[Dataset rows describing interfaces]
==================================================
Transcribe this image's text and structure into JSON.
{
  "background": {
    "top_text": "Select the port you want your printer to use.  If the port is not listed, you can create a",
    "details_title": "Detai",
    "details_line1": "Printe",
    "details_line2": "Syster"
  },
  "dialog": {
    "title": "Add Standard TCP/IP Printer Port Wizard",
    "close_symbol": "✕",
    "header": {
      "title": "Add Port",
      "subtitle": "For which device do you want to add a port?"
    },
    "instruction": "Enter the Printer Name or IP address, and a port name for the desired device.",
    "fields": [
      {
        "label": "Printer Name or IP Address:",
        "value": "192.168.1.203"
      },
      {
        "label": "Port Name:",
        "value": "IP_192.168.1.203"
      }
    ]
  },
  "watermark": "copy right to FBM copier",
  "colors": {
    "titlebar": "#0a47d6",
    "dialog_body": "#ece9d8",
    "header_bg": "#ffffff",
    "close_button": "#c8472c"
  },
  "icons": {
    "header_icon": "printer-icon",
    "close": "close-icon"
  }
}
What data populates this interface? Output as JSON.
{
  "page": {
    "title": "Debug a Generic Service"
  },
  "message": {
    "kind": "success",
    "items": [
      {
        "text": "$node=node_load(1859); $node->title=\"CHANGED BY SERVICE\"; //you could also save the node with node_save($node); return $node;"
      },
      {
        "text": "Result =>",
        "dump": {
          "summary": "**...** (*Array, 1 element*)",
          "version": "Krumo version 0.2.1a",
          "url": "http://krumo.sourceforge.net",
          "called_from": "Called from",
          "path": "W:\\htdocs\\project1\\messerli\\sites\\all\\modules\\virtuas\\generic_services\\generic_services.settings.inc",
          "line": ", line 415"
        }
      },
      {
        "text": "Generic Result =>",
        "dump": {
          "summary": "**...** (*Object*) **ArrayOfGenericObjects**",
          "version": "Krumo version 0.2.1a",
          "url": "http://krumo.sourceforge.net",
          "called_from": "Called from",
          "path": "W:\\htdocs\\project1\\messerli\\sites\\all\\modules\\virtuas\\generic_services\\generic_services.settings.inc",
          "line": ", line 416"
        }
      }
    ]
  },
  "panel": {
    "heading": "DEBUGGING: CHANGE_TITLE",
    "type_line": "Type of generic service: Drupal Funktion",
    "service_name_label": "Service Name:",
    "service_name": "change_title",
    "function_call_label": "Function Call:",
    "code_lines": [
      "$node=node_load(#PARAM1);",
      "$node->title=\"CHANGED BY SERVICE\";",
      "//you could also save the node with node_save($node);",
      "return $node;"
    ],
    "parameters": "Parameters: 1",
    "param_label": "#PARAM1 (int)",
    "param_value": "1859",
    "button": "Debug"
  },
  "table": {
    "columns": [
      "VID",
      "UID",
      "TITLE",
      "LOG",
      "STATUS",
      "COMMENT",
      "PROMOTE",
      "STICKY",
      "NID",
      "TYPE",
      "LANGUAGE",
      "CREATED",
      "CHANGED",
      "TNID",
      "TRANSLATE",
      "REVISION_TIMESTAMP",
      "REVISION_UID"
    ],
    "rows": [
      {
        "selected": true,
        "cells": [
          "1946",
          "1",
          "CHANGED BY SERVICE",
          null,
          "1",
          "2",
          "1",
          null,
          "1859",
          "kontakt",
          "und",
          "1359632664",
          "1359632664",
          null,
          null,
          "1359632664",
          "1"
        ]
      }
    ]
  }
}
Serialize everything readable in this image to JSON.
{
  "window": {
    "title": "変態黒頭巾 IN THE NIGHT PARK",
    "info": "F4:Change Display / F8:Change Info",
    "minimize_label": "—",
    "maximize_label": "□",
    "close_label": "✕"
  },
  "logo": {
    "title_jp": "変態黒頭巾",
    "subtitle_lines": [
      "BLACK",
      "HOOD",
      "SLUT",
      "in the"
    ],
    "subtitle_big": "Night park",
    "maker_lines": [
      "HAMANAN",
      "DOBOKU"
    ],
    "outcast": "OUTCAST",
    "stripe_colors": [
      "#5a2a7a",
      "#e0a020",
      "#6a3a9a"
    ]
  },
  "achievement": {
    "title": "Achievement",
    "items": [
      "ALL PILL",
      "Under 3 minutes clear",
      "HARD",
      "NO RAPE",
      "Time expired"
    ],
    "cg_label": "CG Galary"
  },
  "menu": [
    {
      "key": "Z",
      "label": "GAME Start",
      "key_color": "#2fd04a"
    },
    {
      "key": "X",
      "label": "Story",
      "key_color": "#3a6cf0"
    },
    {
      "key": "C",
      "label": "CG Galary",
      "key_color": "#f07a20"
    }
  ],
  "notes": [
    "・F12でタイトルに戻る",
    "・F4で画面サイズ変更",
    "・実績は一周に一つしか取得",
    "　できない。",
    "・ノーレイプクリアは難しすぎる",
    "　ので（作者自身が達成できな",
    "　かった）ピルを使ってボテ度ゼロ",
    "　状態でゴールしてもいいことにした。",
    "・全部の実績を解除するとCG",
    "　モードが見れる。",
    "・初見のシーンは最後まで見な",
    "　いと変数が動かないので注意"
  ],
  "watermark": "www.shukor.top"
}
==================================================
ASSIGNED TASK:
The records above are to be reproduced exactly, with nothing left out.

RESULT OF THE EXERCISE:
Transcribe this image's text and structure into JSON.
{
  "background": {
    "top_text": "Select the port you want your printer to use.  If the port is not listed, you can create a",
    "details_title": "Detai",
    "details_line1": "Printe",
    "details_line2": "Syster"
  },
  "dialog": {
    "title": "Add Standard TCP/IP Printer Port Wizard",
    "close_symbol": "✕",
    "header": {
      "title": "Add Port",
      "subtitle": "For which device do you want to add a port?"
    },
    "instruction": "Enter the Printer Name or IP address, and a port name for the desired device.",
    "fields": [
      {
        "label": "Printer Name or IP Address:",
        "value": "192.168.1.203"
      },
      {
        "label": "Port Name:",
        "value": "IP_192.168.1.203"
      }
    ]
  },
  "watermark": "copy right to FBM copier",
  "colors": {
    "titlebar": "#0a47d6",
    "dialog_body": "#ece9d8",
    "header_bg": "#ffffff",
    "close_button": "#c8472c"
  },
  "icons": {
    "header_icon": "printer-icon",
    "close": "close-icon"
  }
}
What data populates this interface? Output as JSON.
{
  "page": {
    "title": "Debug a Generic Service"
  },
  "message": {
    "kind": "success",
    "items": [
      {
        "text": "$node=node_load(1859); $node->title=\"CHANGED BY SERVICE\"; //you could also save the node with node_save($node); return $node;"
      },
      {
        "text": "Result =>",
        "dump": {
          "summary": "**...** (*Array, 1 element*)",
          "version": "Krumo version 0.2.1a",
          "url": "http://krumo.sourceforge.net",
          "called_from": "Called from",
          "path": "W:\\htdocs\\project1\\messerli\\sites\\all\\modules\\virtuas\\generic_services\\generic_services.settings.inc",
          "line": ", line 415"
        }
      },
      {
        "text": "Generic Result =>",
        "dump": {
          "summary": "**...** (*Object*) **ArrayOfGenericObjects**",
          "version": "Krumo version 0.2.1a",
          "url": "http://krumo.sourceforge.net",
          "called_from": "Called from",
          "path": "W:\\htdocs\\project1\\messerli\\sites\\all\\modules\\virtuas\\generic_services\\generic_services.settings.inc",
          "line": ", line 416"
        }
      }
    ]
  },
  "panel": {
    "heading": "DEBUGGING: CHANGE_TITLE",
    "type_line": "Type of generic service: Drupal Funktion",
    "service_name_label": "Service Name:",
    "service_name": "change_title",
    "function_call_label": "Function Call:",
    "code_lines": [
      "$node=node_load(#PARAM1);",
      "$node->title=\"CHANGED BY SERVICE\";",
      "//you could also save the node with node_save($node);",
      "return $node;"
    ],
    "parameters": "Parameters: 1",
    "param_label": "#PARAM1 (int)",
    "param_value": "1859",
    "button": "Debug"
  },
  "table": {
    "columns": [
      "VID",
      "UID",
      "TITLE",
      "LOG",
      "STATUS",
      "COMMENT",
      "PROMOTE",
      "STICKY",
      "NID",
      "TYPE",
      "LANGUAGE",
      "CREATED",
      "CHANGED",
      "TNID",
      "TRANSLATE",
      "REVISION_TIMESTAMP",
      "REVISION_UID"
    ],
    "rows": [
      {
        "selected": true,
        "cells": [
          "1946",
          "1",
          "CHANGED BY SERVICE",
          null,
          "1",
          "2",
          "1",
          null,
          "1859",
          "kontakt",
          "und",
          "1359632664",
          "1359632664",
          null,
          null,
          "1359632664",
          "1"
        ]
      }
    ]
  }
}
Serialize everything readable in this image to JSON.
{
  "window": {
    "title": "変態黒頭巾 IN THE NIGHT PARK",
    "info": "F4:Change Display / F8:Change Info",
    "minimize_label": "—",
    "maximize_label": "□",
    "close_label": "✕"
  },
  "logo": {
    "title_jp": "変態黒頭巾",
    "subtitle_lines": [
      "BLACK",
      "HOOD",
      "SLUT",
      "in the"
    ],
    "subtitle_big": "Night park",
    "maker_lines": [
      "HAMANAN",
      "DOBOKU"
    ],
    "outcast": "OUTCAST",
    "stripe_colors": [
      "#5a2a7a",
      "#e0a020",
      "#6a3a9a"
    ]
  },
  "achievement": {
    "title": "Achievement",
    "items": [
      "ALL PILL",
      "Under 3 minutes clear",
      "HARD",
      "NO RAPE",
      "Time expired"
    ],
    "cg_label": "CG Galary"
  },
  "menu": [
    {
      "key": "Z",
      "label": "GAME Start",
      "key_color": "#2fd04a"
    },
    {
      "key": "X",
      "label": "Story",
      "key_color": "#3a6cf0"
    },
    {
      "key": "C",
      "label": "CG Galary",
      "key_color": "#f07a20"
    }
  ],
  "notes": [
    "・F12でタイトルに戻る",
    "・F4で画面サイズ変更",
    "・実績は一周に一つしか取得",
    "　できない。",
    "・ノーレイプクリアは難しすぎる",
    "　ので（作者自身が達成できな",
    "　かった）ピルを使ってボテ度ゼロ",
    "　状態でゴールしてもいいことにした。",
    "・全部の実績を解除するとCG",
    "　モードが見れる。",
    "・初見のシーンは最後まで見な",
    "　いと変数が動かないので注意"
  ],
  "watermark": "www.shukor.top"
}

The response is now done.